- About this task
Would you give the number of lines in the entries that contain the word "views"? Nothing else is needed.

---

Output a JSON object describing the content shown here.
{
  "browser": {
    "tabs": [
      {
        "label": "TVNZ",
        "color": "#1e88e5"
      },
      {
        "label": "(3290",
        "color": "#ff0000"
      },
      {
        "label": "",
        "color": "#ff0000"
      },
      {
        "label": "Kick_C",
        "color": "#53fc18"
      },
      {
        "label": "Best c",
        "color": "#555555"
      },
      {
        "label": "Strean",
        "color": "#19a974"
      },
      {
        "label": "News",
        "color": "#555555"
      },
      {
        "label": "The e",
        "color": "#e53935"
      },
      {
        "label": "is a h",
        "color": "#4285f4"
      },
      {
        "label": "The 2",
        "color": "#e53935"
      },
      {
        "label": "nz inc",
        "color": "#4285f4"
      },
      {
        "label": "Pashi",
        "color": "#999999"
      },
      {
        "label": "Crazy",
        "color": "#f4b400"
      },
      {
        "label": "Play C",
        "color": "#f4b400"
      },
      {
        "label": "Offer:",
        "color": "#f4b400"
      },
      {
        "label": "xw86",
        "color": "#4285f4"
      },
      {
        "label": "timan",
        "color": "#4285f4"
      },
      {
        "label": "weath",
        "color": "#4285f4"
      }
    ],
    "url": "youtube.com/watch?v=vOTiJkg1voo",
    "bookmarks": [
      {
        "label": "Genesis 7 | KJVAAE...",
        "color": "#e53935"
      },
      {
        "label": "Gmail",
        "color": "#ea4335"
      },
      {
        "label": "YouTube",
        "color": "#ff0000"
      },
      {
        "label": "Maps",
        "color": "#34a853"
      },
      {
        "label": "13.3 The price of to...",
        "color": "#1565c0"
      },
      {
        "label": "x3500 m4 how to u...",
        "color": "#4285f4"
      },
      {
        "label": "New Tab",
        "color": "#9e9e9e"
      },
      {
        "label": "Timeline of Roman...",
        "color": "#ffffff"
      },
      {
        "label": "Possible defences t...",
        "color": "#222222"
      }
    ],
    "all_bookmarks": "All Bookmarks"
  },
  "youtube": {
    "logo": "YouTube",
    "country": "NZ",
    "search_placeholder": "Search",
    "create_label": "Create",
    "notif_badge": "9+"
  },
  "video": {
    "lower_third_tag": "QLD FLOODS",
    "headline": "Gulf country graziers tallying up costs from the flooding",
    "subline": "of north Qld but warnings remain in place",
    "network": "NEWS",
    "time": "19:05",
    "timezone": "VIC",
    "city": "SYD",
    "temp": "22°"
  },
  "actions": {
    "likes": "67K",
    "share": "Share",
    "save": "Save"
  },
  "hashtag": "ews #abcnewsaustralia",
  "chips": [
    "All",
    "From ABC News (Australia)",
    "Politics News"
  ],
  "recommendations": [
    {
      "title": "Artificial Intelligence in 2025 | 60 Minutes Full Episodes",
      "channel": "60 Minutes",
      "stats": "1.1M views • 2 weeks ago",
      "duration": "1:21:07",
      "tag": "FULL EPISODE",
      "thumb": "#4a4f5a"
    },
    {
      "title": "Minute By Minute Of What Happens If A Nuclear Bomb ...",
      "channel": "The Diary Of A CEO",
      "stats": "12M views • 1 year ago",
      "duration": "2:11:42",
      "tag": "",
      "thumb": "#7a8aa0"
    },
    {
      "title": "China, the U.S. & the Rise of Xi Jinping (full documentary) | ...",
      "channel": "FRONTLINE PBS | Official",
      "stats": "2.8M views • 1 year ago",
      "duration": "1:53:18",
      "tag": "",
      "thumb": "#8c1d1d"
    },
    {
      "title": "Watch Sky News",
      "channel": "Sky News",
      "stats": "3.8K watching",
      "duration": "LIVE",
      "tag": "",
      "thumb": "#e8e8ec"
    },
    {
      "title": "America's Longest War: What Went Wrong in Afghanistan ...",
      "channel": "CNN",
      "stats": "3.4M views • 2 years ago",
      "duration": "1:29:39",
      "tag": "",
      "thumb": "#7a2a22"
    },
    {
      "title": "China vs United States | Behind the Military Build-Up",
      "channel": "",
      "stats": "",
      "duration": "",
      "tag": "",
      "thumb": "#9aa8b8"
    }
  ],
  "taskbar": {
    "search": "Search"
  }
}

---

- Solution to this exercise
4